EXERCISE PROMPT » Search for the word "icon" in the entries. Each line that holds it should be copied.

INPUT DATA »
=== Section Start ===

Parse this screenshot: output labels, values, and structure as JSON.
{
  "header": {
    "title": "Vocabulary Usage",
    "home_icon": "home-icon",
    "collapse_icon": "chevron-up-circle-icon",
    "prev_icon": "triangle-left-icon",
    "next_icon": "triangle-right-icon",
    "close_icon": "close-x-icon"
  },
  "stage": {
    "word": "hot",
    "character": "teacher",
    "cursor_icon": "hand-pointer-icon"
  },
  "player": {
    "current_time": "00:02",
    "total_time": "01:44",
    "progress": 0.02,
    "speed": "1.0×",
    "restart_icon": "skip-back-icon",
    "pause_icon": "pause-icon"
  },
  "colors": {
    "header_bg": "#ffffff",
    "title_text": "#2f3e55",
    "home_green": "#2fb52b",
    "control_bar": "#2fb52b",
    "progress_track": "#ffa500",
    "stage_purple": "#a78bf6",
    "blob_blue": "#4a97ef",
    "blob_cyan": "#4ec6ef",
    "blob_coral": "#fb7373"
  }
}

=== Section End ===

SOLVED EXERCISE »
    "home_icon": "home-icon",
    "collapse_icon": "chevron-up-circle-icon",
    "prev_icon": "triangle-left-icon",
    "next_icon": "triangle-right-icon",
    "close_icon": "close-x-icon"
    "cursor_icon": "hand-pointer-icon"
    "restart_icon": "skip-back-icon",
    "pause_icon": "pause-icon"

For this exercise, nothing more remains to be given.